Subjected tribute to commanding love,
Against whose fury and unmatched force
The aweless lion could not wage the fight,
Nor keep his princely heart from Richard's hand.
He that perforce robs lions of their hearts
May easily win a woman's. Ay, my mother,
With all my heart I thank thee for my father! 270
Who lives and dares but say thou didst not well
When I was got, I'll send his soul to hell.
Come, lady, I will show thee to my kin;

And they shall say, when Richard me begot,
If thou hadst said him nay, it had been sin:
Who says it was, he lies; I say 'twas not.


[ocr errors]


[ocr errors]

SCENE I. France. Before Angiers. Enter AUSTRIA and forces, drums, etc. on one side: on the

other King PuIlir of France and his power; LEWIS, ARTHUR, CONSTANCE and attendants,

Leu. Before Angiers well met, brave Austria.
Arthur, that great forerunner of thy blood,
Richard, that robb'd the lion of his heart
And fought the holy wars in Palestine,
By this brave duke came carly to his grave:
And for amends to his posterity,
At our importance hither is he come,
To spread his colours, boy, in thy behalf,
And to rebuke the usurpation
Of thy unnatural uncle, English John:

10 Embrace him, love him, give him welcomc hither.

Arth. God shall forgive you Caur-de-lion's death
Tbe rather that you give his offspring life.
Shadowing their right under your wings of war:
I give you welcome with a powerless land,
But with a heart full of unstained lovc:
Welcome before the gates of Angiers, duke.

Lew. A noble boy! Who would not do thee right?

Aust. Upon thy cheek lny I this zealous kiss, As seal to iliis indenture of my love,

20 That to my home I will no more return, Till Angiers and the right thou hast in France, Together with that pale, that white-faced shore, Whose foot spurus back the ocean's roaring tides And coops from other lands ber islanders, Even till that England, hedged in with the main, That water-walled bulwark, still secure And confident from foreign purposes, Even till that utmost corner of the west Salute thee for her king: till then, fair boy,

30 Will I not think of home, but follow arms.

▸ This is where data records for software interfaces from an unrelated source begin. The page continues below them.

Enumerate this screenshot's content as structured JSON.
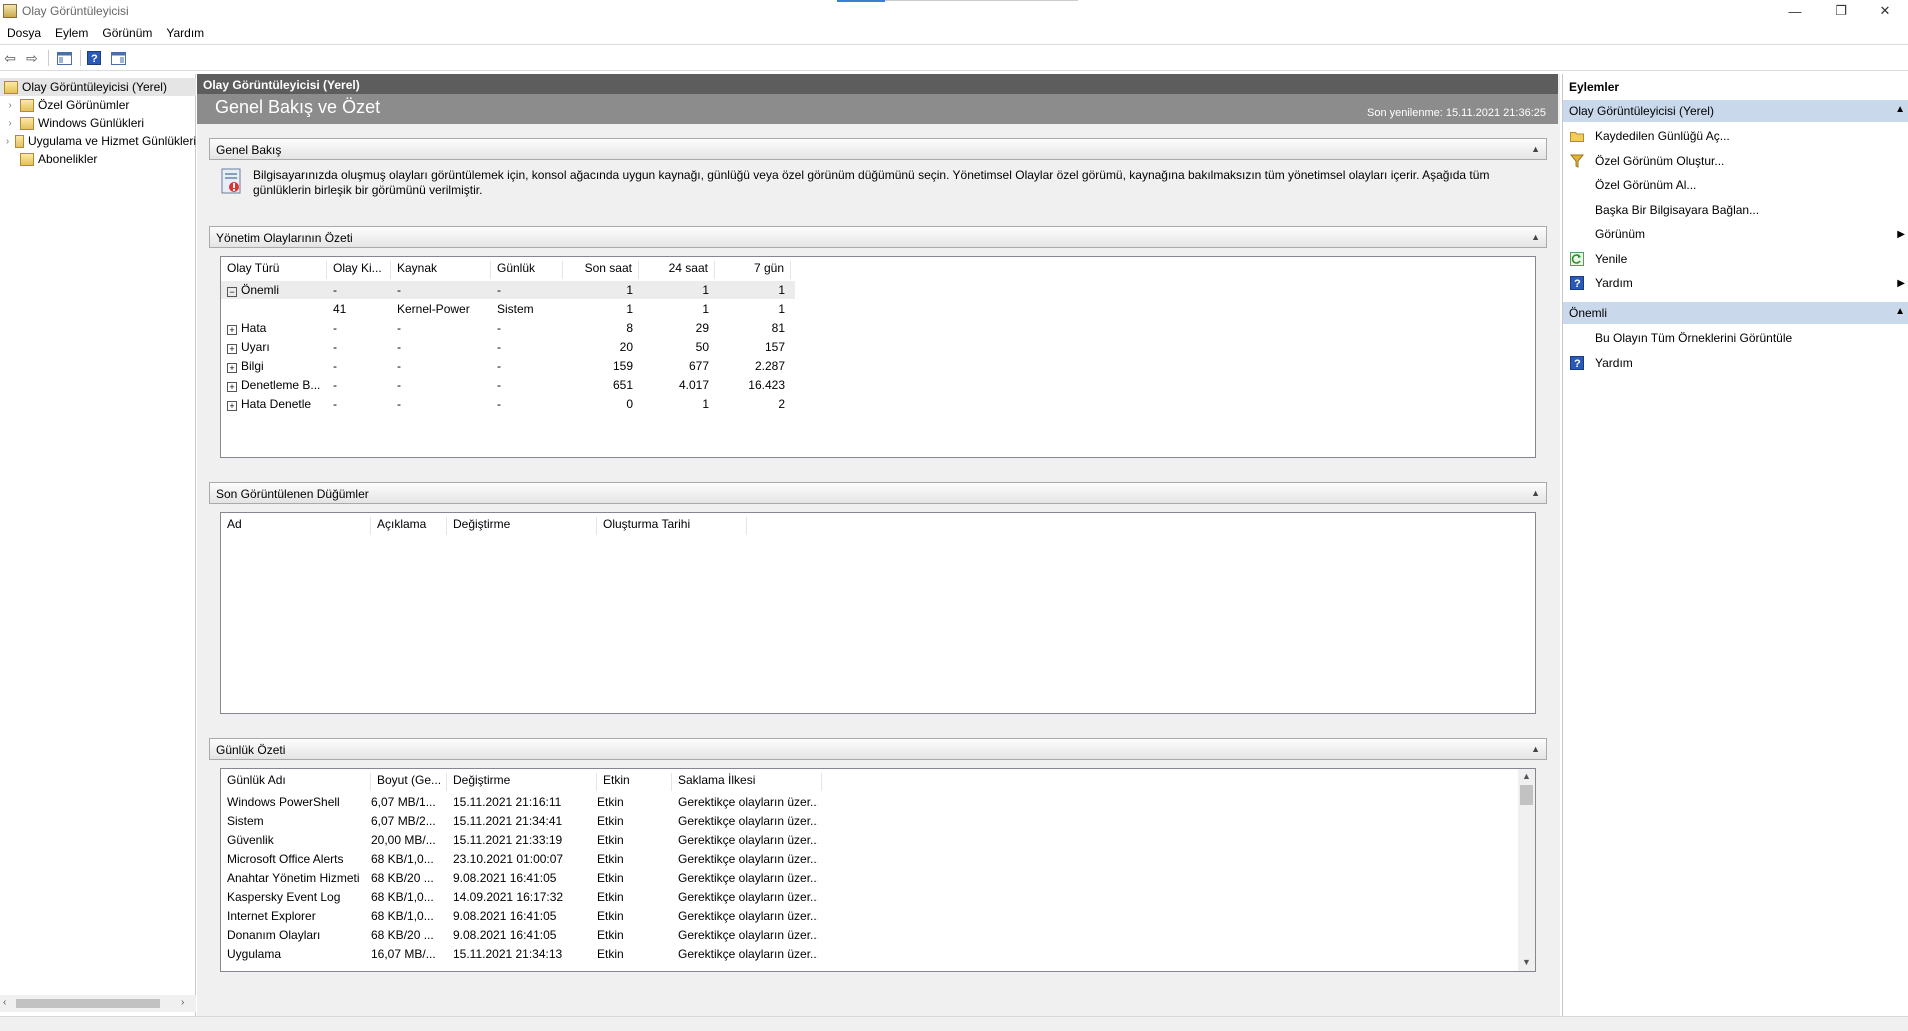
{
  "window": {
    "title": "Olay Görüntüleyicisi"
  },
  "menu": [
    "Dosya",
    "Eylem",
    "Görünüm",
    "Yardım"
  ],
  "tree": [
    {
      "label": "Olay Görüntüleyicisi (Yerel)",
      "selected": true
    },
    {
      "label": "Özel Görünümler"
    },
    {
      "label": "Windows Günlükleri"
    },
    {
      "label": "Uygulama ve Hizmet Günlükleri"
    },
    {
      "label": "Abonelikler"
    }
  ],
  "center": {
    "header": "Olay Görüntüleyicisi (Yerel)",
    "title": "Genel Bakış ve Özet",
    "refreshed": "Son yenilenme: 15.11.2021 21:36:25",
    "overview": {
      "title": "Genel Bakış",
      "text": "Bilgisayarınızda oluşmuş olayları görüntülemek için, konsol ağacında uygun kaynağı, günlüğü veya özel görünüm düğümünü seçin. Yönetimsel Olaylar özel görümü, kaynağına bakılmaksızın tüm yönetimsel olayları içerir. Aşağıda tüm günlüklerin birleşik bir görümünü verilmiştir."
    },
    "summary": {
      "title": "Yönetim Olaylarının Özeti",
      "columns": [
        "Olay Türü",
        "Olay Ki...",
        "Kaynak",
        "Günlük",
        "Son saat",
        "24 saat",
        "7 gün"
      ],
      "rows": [
        [
          "Önemli",
          "-",
          "-",
          "-",
          "1",
          "1",
          "1"
        ],
        [
          "",
          "41",
          "Kernel-Power",
          "Sistem",
          "1",
          "1",
          "1"
        ],
        [
          "Hata",
          "-",
          "-",
          "-",
          "8",
          "29",
          "81"
        ],
        [
          "Uyarı",
          "-",
          "-",
          "-",
          "20",
          "50",
          "157"
        ],
        [
          "Bilgi",
          "-",
          "-",
          "-",
          "159",
          "677",
          "2.287"
        ],
        [
          "Denetleme B...",
          "-",
          "-",
          "-",
          "651",
          "4.017",
          "16.423"
        ],
        [
          "Hata Denetle",
          "-",
          "-",
          "-",
          "0",
          "1",
          "2"
        ]
      ]
    },
    "recent": {
      "title": "Son Görüntülenen Düğümler",
      "columns": [
        "Ad",
        "Açıklama",
        "Değiştirme",
        "Oluşturma Tarihi"
      ]
    },
    "logs": {
      "title": "Günlük Özeti",
      "columns": [
        "Günlük Adı",
        "Boyut (Ge...",
        "Değiştirme",
        "Etkin",
        "Saklama İlkesi"
      ],
      "rows": [
        [
          "Windows PowerShell",
          "6,07 MB/1...",
          "15.11.2021 21:16:11",
          "Etkin",
          "Gerektikçe olayların üzer..."
        ],
        [
          "Sistem",
          "6,07 MB/2...",
          "15.11.2021 21:34:41",
          "Etkin",
          "Gerektikçe olayların üzer..."
        ],
        [
          "Güvenlik",
          "20,00 MB/...",
          "15.11.2021 21:33:19",
          "Etkin",
          "Gerektikçe olayların üzer..."
        ],
        [
          "Microsoft Office Alerts",
          "68 KB/1,0...",
          "23.10.2021 01:00:07",
          "Etkin",
          "Gerektikçe olayların üzer..."
        ],
        [
          "Anahtar Yönetim Hizmeti",
          "68 KB/20 ...",
          "9.08.2021 16:41:05",
          "Etkin",
          "Gerektikçe olayların üzer..."
        ],
        [
          "Kaspersky Event Log",
          "68 KB/1,0...",
          "14.09.2021 16:17:32",
          "Etkin",
          "Gerektikçe olayların üzer..."
        ],
        [
          "Internet Explorer",
          "68 KB/1,0...",
          "9.08.2021 16:41:05",
          "Etkin",
          "Gerektikçe olayların üzer..."
        ],
        [
          "Donanım Olayları",
          "68 KB/20 ...",
          "9.08.2021 16:41:05",
          "Etkin",
          "Gerektikçe olayların üzer..."
        ],
        [
          "Uygulama",
          "16,07 MB/...",
          "15.11.2021 21:34:13",
          "Etkin",
          "Gerektikçe olayların üzer..."
        ]
      ]
    }
  },
  "actions": {
    "title": "Eylemler",
    "group1": "Olay Görüntüleyicisi (Yerel)",
    "items1": [
      {
        "label": "Kaydedilen Günlüğü Aç...",
        "icon": "folder-icon"
      },
      {
        "label": "Özel Görünüm Oluştur...",
        "icon": "filter-icon"
      },
      {
        "label": "Özel Görünüm Al...",
        "icon": ""
      },
      {
        "label": "Başka Bir Bilgisayara Bağlan...",
        "icon": ""
      },
      {
        "label": "Görünüm",
        "icon": "",
        "submenu": true
      },
      {
        "label": "Yenile",
        "icon": "refresh-icon"
      },
      {
        "label": "Yardım",
        "icon": "help-icon",
        "submenu": true
      }
    ],
    "group2": "Önemli",
    "items2": [
      {
        "label": "Bu Olayın Tüm Örneklerini Görüntüle",
        "icon": ""
      },
      {
        "label": "Yardım",
        "icon": "help-icon"
      }
    ]
  }
}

Const. O, take his mother's thanks, a widow's thanks, Till your strong hand shall help to give him strength To make a more requital to your love! Aust. The peace of heaven is theirs that lift their

swords In such a just and charitable war.

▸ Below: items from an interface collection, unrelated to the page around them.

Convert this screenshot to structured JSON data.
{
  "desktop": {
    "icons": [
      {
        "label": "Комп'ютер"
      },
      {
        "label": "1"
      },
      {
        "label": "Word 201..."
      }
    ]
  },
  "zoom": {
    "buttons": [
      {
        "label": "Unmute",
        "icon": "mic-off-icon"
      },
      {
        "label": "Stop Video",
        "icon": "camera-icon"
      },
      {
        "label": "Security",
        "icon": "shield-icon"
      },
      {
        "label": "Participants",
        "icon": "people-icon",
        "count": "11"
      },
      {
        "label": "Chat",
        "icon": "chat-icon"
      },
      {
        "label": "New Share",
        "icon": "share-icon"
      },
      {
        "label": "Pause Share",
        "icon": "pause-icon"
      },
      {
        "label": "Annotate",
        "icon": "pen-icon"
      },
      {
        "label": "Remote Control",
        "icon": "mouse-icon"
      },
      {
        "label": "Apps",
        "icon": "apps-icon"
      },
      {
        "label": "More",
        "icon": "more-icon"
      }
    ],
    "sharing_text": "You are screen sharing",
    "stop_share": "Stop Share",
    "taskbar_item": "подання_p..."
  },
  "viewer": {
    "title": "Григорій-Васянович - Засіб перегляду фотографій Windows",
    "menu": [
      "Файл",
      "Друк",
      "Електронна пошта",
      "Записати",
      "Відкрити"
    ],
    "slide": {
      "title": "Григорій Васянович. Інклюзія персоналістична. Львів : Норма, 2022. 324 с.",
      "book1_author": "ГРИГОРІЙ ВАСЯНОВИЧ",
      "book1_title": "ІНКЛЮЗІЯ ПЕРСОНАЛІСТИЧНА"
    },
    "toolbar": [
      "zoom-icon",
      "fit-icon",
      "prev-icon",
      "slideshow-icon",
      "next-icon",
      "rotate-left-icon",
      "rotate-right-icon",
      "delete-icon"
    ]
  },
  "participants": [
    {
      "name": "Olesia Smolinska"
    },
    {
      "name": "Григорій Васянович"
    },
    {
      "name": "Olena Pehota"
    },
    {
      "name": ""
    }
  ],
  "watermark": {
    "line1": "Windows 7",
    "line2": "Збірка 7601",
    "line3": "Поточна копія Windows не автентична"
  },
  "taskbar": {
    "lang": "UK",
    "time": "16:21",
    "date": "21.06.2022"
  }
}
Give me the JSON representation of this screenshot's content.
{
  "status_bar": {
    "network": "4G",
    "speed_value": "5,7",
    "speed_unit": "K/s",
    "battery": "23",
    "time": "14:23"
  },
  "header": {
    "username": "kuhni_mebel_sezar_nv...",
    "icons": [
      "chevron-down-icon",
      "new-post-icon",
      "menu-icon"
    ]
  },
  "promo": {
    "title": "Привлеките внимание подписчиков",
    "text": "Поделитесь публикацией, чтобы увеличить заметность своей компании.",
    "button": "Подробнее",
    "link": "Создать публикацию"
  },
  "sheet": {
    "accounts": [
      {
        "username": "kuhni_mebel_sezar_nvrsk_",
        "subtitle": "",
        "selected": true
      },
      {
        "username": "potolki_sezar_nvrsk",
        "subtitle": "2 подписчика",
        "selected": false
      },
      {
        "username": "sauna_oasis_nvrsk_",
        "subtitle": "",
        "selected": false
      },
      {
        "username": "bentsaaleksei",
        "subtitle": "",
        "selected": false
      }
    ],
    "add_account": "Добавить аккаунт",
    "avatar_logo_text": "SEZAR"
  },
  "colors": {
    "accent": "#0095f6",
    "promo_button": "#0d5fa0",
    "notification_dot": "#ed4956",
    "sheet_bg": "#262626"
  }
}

K. Phi. Well then, to work: our cannon shall be bent Against the brows of this resisting town.

Call for our chiefest men of discipline,
To call the plots of best advantages:

We'll lay before this town our royal bones,
Wade to the market-place in Frenchmen's blood,
But we will make it subject to this boy.

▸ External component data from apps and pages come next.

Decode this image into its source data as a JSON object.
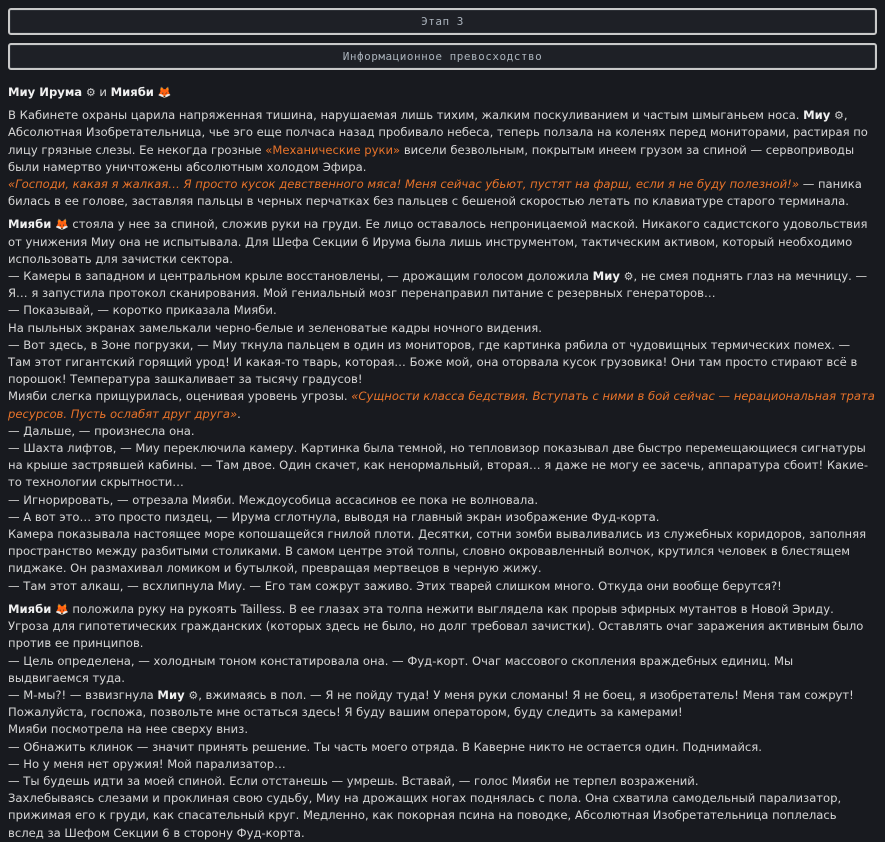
{
  "stage_label": "Этап 3",
  "chapter_label": "Информационное превосходство",
  "characters": {
    "miu": "Миу Ирума",
    "miu_short": "Миу",
    "miyabi": "Мияби"
  },
  "icons": {
    "miu": "gear-icon",
    "miyabi": "fox-icon"
  },
  "text": {
    "and": "и",
    "p1_a": "В Кабинете охраны царила напряженная тишина, нарушаемая лишь тихим, жалким поскуливанием и частым шмыганьем носа.",
    "p1_b": ", Абсолютная Изобретательница, чье эго еще полчаса назад пробивало небеса, теперь ползала на коленях перед мониторами, растирая по лицу грязные слезы. Ее некогда грозные",
    "p1_c": "«Механические руки»",
    "p1_d": "висели безвольным, покрытым инеем грузом за спиной — сервоприводы были намертво уничтожены абсолютным холодом Эфира.",
    "p2_a": "«Господи, какая я жалкая… Я просто кусок девственного мяса! Меня сейчас убьют, пустят на фарш, если я не буду полезной!»",
    "p2_b": "— паника билась в ее голове, заставляя пальцы в черных перчатках без пальцев с бешеной скоростью летать по клавиатуре старого терминала.",
    "p3": "стояла у нее за спиной, сложив руки на груди. Ее лицо оставалось непроницаемой маской. Никакого садистского удовольствия от унижения Миу она не испытывала. Для Шефа Секции 6 Ирума была лишь инструментом, тактическим активом, который необходимо использовать для зачистки сектора.",
    "l1_a": "— Камеры в западном и центральном крыле восстановлены, — дрожащим голосом доложила",
    "l1_b": ", не смея поднять глаз на мечницу. — Я… я запустила протокол сканирования. Мой гениальный мозг перенаправил питание с резервных генераторов…",
    "l2": "— Показывай, — коротко приказала Мияби.",
    "l3": "На пыльных экранах замелькали черно-белые и зеленоватые кадры ночного видения.",
    "l4": "— Вот здесь, в Зоне погрузки, — Миу ткнула пальцем в один из мониторов, где картинка рябила от чудовищных термических помех. — Там этот гигантский горящий урод! И какая-то тварь, которая… Боже мой, она оторвала кусок грузовика! Они там просто стирают всё в порошок! Температура зашкаливает за тысячу градусов!",
    "l5_a": "Мияби слегка прищурилась, оценивая уровень угрозы.",
    "l5_b": "«Сущности класса бедствия. Вступать с ними в бой сейчас — нерациональная трата ресурсов. Пусть ослабят друг друга»",
    "l5_c": ".",
    "l6": "— Дальше, — произнесла она.",
    "l7": "— Шахта лифтов, — Миу переключила камеру. Картинка была темной, но тепловизор показывал две быстро перемещающиеся сигнатуры на крыше застрявшей кабины. — Там двое. Один скачет, как ненормальный, вторая… я даже не могу ее засечь, аппаратура сбоит! Какие-то технологии скрытности…",
    "l8": "— Игнорировать, — отрезала Мияби. Междоусобица ассасинов ее пока не волновала.",
    "l9": "— А вот это… это просто пиздец, — Ирума сглотнула, выводя на главный экран изображение Фуд-корта.",
    "l10": "Камера показывала настоящее море копошащейся гнилой плоти. Десятки, сотни зомби вываливались из служебных коридоров, заполняя пространство между разбитыми столиками. В самом центре этой толпы, словно окровавленный волчок, крутился человек в блестящем пиджаке. Он размахивал ломиком и бутылкой, превращая мертвецов в черную жижу.",
    "l11": "— Там этот алкаш, — всхлипнула Миу. — Его там сожрут заживо. Этих тварей слишком много. Откуда они вообще берутся?!",
    "p4": "положила руку на рукоять Tailless. В ее глазах эта толпа нежити выглядела как прорыв эфирных мутантов в Новой Эриду. Угроза для гипотетических гражданских (которых здесь не было, но долг требовал зачистки). Оставлять очаг заражения активным было против ее принципов.",
    "m1": "— Цель определена, — холодным тоном констатировала она. — Фуд-корт. Очаг массового скопления враждебных единиц. Мы выдвигаемся туда.",
    "m2_a": "— М-мы?! — взвизгнула",
    "m2_b": ", вжимаясь в пол. — Я не пойду туда! У меня руки сломаны! Я не боец, я изобретатель! Меня там сожрут! Пожалуйста, госпожа, позвольте мне остаться здесь! Я буду вашим оператором, буду следить за камерами!",
    "m3": "Мияби посмотрела на нее сверху вниз.",
    "m4": "— Обнажить клинок — значит принять решение. Ты часть моего отряда. В Каверне никто не остается один. Поднимайся.",
    "m5": "— Но у меня нет оружия! Мой парализатор…",
    "m6": "— Ты будешь идти за моей спиной. Если отстанешь — умрешь. Вставай, — голос Мияби не терпел возражений.",
    "m7": "Захлебываясь слезами и проклиная свою судьбу, Миу на дрожащих ногах поднялась с пола. Она схватила самодельный парализатор, прижимая его к груди, как спасательный круг. Медленно, как покорная псина на поводке, Абсолютная Изобретательница поплелась вслед за Шефом Секции 6 в сторону Фуд-корта."
  }
}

Const. Stay for an answer to your embassy,
Lest unadvised you stain your swords with blood:
My Lord Chatillon may from Eugland bring
That right in peace which here we urge in war,
And then we shall repent each drop of blood
That hot rash haste so indirectly shed.

K. Phi. A wonder, lady! lo, upon thy wish,

Our messenger Chatillon is arrived!
What England says, say briefly, gentle lord;
We coldly pause for thee; Chatillon, speak.

Chat. Then turn your forces from this paltry siege.
And stir thein up against a mightier task.
England, impatient of your just demands,
Hath put bimself in arms: the adverse winds,
Whose leisure I have stay'd, have given him time
To land his legions all as soon as I;
His marches are expedient to this town,

His forces strong, his saliers confident.
With him along is come the mother-queen,
An Ate, stirring him to blood and strife;
With her her niece, the Lady Blanch of Spain;
With them a bastard of the king's deceased;
And all the upsettled humours of the land,
Raslı, inconsiderate, fiery voluntaries,
With ladies' faces and tierce dragons' spleens,
Have sold their fortunes at their native homes,
Bearing their birthrights proudly on their backs, 70
To make a hazard of new fortunes here:
In brief, a braver choice of dauntless spirits
Than now the English bottoms have waft o'er
Did never float upon the swelling tide,
To do offence and scath in Christendom. [Drum bcats.
The interruption of their churlish drums
Cuts off more circumstance: they are at hand,
To parley or to fight; therefore prepare.

K. Phi. How much unlook'd for is this expedition! Aust. By how much unexpected, by so much 80 We must awake endeavour for defence; For courage mounteth with occasion: Let them be welcome then; we are prepared.

« ZurückWeiter »